- _What this task involves_
Everything in the listing below should be repeated verbatim, apart from the pictures.

═══ Task input

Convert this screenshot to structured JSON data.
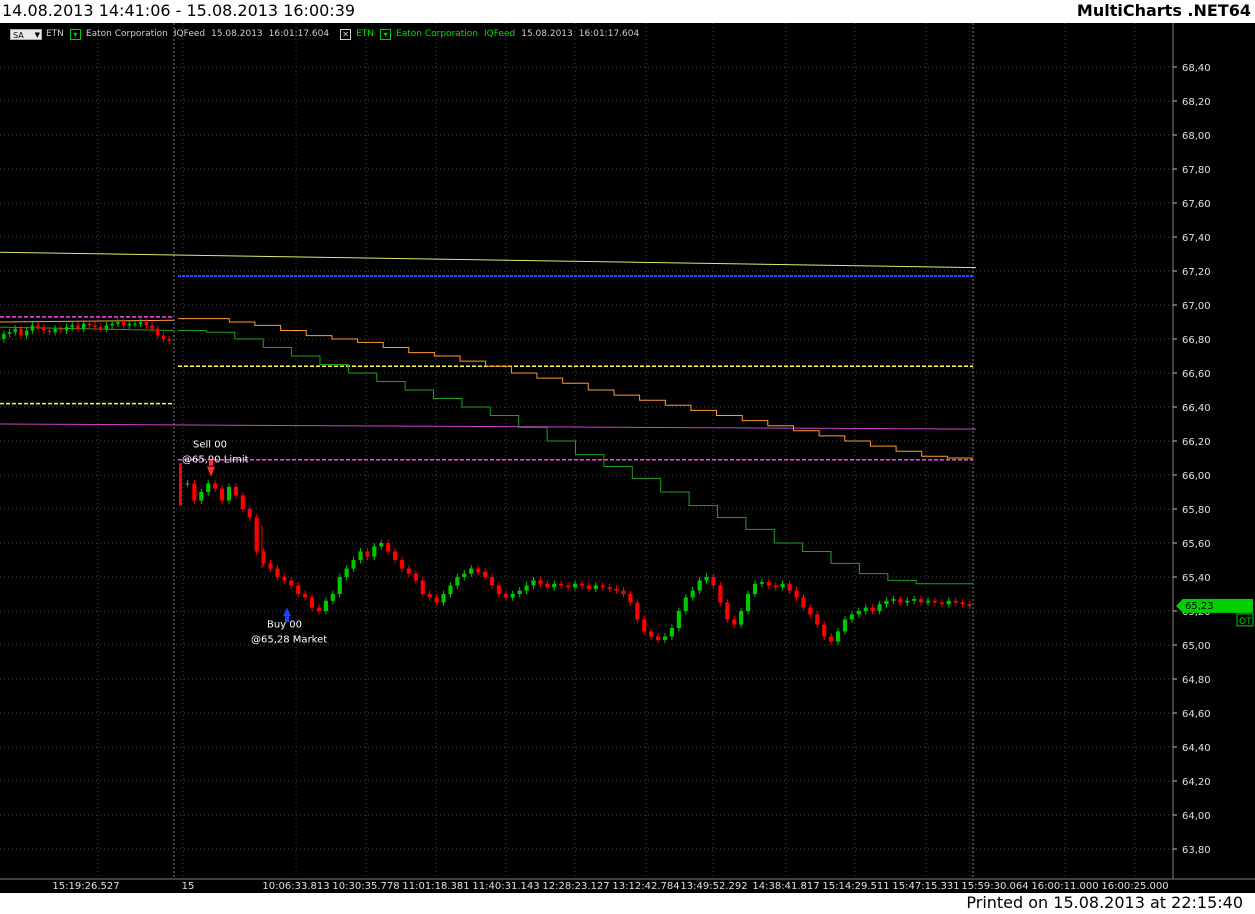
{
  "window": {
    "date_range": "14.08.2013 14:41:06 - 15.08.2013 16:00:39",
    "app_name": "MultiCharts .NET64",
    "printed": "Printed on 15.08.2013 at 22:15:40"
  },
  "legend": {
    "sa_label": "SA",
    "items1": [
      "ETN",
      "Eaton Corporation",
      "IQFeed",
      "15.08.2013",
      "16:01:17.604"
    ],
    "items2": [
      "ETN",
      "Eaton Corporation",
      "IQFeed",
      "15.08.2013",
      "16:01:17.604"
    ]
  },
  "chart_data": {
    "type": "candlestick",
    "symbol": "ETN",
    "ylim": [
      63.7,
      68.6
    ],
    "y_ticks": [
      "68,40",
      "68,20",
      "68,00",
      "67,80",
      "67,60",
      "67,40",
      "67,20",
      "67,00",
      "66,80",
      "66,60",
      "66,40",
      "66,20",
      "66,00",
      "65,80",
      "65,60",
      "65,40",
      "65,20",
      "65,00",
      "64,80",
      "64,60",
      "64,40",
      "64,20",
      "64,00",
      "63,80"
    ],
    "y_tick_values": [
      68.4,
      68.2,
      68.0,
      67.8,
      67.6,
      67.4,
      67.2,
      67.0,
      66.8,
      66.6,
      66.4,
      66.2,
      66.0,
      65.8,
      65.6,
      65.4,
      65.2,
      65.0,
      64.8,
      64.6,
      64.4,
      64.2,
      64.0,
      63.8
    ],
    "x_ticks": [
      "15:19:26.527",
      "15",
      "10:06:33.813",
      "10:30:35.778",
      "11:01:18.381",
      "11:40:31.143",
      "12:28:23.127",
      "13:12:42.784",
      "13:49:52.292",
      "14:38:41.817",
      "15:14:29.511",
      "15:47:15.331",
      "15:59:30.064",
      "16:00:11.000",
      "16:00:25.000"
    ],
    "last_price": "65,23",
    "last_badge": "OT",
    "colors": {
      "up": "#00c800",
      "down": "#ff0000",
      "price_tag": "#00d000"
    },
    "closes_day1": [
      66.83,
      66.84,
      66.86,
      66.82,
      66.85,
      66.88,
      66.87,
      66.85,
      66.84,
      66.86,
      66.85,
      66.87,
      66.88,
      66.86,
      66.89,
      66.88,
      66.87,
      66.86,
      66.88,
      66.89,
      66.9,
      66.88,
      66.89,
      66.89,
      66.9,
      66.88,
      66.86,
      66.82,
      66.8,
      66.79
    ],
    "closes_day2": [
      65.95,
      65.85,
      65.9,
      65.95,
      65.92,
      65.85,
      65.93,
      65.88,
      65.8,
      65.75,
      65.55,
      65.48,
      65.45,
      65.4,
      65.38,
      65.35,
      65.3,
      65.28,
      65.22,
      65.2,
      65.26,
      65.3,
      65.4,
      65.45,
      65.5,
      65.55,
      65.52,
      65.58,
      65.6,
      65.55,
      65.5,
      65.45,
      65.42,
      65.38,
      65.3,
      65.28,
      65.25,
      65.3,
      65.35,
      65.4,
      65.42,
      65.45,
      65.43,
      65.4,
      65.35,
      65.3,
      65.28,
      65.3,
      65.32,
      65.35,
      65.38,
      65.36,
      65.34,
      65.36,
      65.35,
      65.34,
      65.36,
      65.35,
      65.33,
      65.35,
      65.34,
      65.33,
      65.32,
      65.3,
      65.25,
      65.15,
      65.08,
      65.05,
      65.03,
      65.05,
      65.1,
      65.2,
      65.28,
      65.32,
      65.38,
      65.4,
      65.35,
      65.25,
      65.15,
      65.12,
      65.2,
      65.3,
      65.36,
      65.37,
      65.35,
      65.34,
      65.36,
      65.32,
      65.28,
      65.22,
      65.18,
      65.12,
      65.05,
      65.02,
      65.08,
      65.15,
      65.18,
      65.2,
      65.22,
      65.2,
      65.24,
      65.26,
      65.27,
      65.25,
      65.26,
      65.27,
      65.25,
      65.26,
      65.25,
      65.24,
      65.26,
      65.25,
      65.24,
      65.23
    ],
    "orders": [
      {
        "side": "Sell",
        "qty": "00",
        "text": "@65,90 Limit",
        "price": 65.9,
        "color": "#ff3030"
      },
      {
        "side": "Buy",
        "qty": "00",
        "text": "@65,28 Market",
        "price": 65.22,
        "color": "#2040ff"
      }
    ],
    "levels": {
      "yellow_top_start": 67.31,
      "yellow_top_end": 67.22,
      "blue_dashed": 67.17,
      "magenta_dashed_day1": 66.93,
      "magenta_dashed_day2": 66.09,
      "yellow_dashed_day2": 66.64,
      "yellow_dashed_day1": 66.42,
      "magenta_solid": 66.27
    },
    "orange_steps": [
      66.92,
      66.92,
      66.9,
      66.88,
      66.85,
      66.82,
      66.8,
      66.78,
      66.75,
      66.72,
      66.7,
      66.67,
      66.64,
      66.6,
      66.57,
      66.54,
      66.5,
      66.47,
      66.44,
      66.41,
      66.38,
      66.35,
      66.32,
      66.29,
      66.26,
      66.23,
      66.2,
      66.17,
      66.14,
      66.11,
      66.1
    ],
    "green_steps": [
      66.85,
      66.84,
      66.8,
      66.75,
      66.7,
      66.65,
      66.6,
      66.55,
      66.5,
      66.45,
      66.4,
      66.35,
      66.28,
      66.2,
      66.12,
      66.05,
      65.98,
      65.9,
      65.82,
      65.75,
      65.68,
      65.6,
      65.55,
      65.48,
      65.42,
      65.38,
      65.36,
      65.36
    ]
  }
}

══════

- _Written answer_
Convert this screenshot to structured JSON data.
{
  "window": {
    "date_range": "14.08.2013 14:41:06 - 15.08.2013 16:00:39",
    "app_name": "MultiCharts .NET64",
    "printed": "Printed on 15.08.2013 at 22:15:40"
  },
  "legend": {
    "sa_label": "SA",
    "items1": [
      "ETN",
      "Eaton Corporation",
      "IQFeed",
      "15.08.2013",
      "16:01:17.604"
    ],
    "items2": [
      "ETN",
      "Eaton Corporation",
      "IQFeed",
      "15.08.2013",
      "16:01:17.604"
    ]
  },
  "chart_data": {
    "type": "candlestick",
    "symbol": "ETN",
    "ylim": [
      63.7,
      68.6
    ],
    "y_ticks": [
      "68,40",
      "68,20",
      "68,00",
      "67,80",
      "67,60",
      "67,40",
      "67,20",
      "67,00",
      "66,80",
      "66,60",
      "66,40",
      "66,20",
      "66,00",
      "65,80",
      "65,60",
      "65,40",
      "65,20",
      "65,00",
      "64,80",
      "64,60",
      "64,40",
      "64,20",
      "64,00",
      "63,80"
    ],
    "y_tick_values": [
      68.4,
      68.2,
      68.0,
      67.8,
      67.6,
      67.4,
      67.2,
      67.0,
      66.8,
      66.6,
      66.4,
      66.2,
      66.0,
      65.8,
      65.6,
      65.4,
      65.2,
      65.0,
      64.8,
      64.6,
      64.4,
      64.2,
      64.0,
      63.8
    ],
    "x_ticks": [
      "15:19:26.527",
      "15",
      "10:06:33.813",
      "10:30:35.778",
      "11:01:18.381",
      "11:40:31.143",
      "12:28:23.127",
      "13:12:42.784",
      "13:49:52.292",
      "14:38:41.817",
      "15:14:29.511",
      "15:47:15.331",
      "15:59:30.064",
      "16:00:11.000",
      "16:00:25.000"
    ],
    "last_price": "65,23",
    "last_badge": "OT",
    "colors": {
      "up": "#00c800",
      "down": "#ff0000",
      "price_tag": "#00d000"
    },
    "closes_day1": [
      66.83,
      66.84,
      66.86,
      66.82,
      66.85,
      66.88,
      66.87,
      66.85,
      66.84,
      66.86,
      66.85,
      66.87,
      66.88,
      66.86,
      66.89,
      66.88,
      66.87,
      66.86,
      66.88,
      66.89,
      66.9,
      66.88,
      66.89,
      66.89,
      66.9,
      66.88,
      66.86,
      66.82,
      66.8,
      66.79
    ],
    "closes_day2": [
      65.95,
      65.85,
      65.9,
      65.95,
      65.92,
      65.85,
      65.93,
      65.88,
      65.8,
      65.75,
      65.55,
      65.48,
      65.45,
      65.4,
      65.38,
      65.35,
      65.3,
      65.28,
      65.22,
      65.2,
      65.26,
      65.3,
      65.4,
      65.45,
      65.5,
      65.55,
      65.52,
      65.58,
      65.6,
      65.55,
      65.5,
      65.45,
      65.42,
      65.38,
      65.3,
      65.28,
      65.25,
      65.3,
      65.35,
      65.4,
      65.42,
      65.45,
      65.43,
      65.4,
      65.35,
      65.3,
      65.28,
      65.3,
      65.32,
      65.35,
      65.38,
      65.36,
      65.34,
      65.36,
      65.35,
      65.34,
      65.36,
      65.35,
      65.33,
      65.35,
      65.34,
      65.33,
      65.32,
      65.3,
      65.25,
      65.15,
      65.08,
      65.05,
      65.03,
      65.05,
      65.1,
      65.2,
      65.28,
      65.32,
      65.38,
      65.4,
      65.35,
      65.25,
      65.15,
      65.12,
      65.2,
      65.3,
      65.36,
      65.37,
      65.35,
      65.34,
      65.36,
      65.32,
      65.28,
      65.22,
      65.18,
      65.12,
      65.05,
      65.02,
      65.08,
      65.15,
      65.18,
      65.2,
      65.22,
      65.2,
      65.24,
      65.26,
      65.27,
      65.25,
      65.26,
      65.27,
      65.25,
      65.26,
      65.25,
      65.24,
      65.26,
      65.25,
      65.24,
      65.23
    ],
    "orders": [
      {
        "side": "Sell",
        "qty": "00",
        "text": "@65,90 Limit",
        "price": 65.9,
        "color": "#ff3030"
      },
      {
        "side": "Buy",
        "qty": "00",
        "text": "@65,28 Market",
        "price": 65.22,
        "color": "#2040ff"
      }
    ],
    "levels": {
      "yellow_top_start": 67.31,
      "yellow_top_end": 67.22,
      "blue_dashed": 67.17,
      "magenta_dashed_day1": 66.93,
      "magenta_dashed_day2": 66.09,
      "yellow_dashed_day2": 66.64,
      "yellow_dashed_day1": 66.42,
      "magenta_solid": 66.27
    },
    "orange_steps": [
      66.92,
      66.92,
      66.9,
      66.88,
      66.85,
      66.82,
      66.8,
      66.78,
      66.75,
      66.72,
      66.7,
      66.67,
      66.64,
      66.6,
      66.57,
      66.54,
      66.5,
      66.47,
      66.44,
      66.41,
      66.38,
      66.35,
      66.32,
      66.29,
      66.26,
      66.23,
      66.2,
      66.17,
      66.14,
      66.11,
      66.1
    ],
    "green_steps": [
      66.85,
      66.84,
      66.8,
      66.75,
      66.7,
      66.65,
      66.6,
      66.55,
      66.5,
      66.45,
      66.4,
      66.35,
      66.28,
      66.2,
      66.12,
      66.05,
      65.98,
      65.9,
      65.82,
      65.75,
      65.68,
      65.6,
      65.55,
      65.48,
      65.42,
      65.38,
      65.36,
      65.36
    ]
  }
}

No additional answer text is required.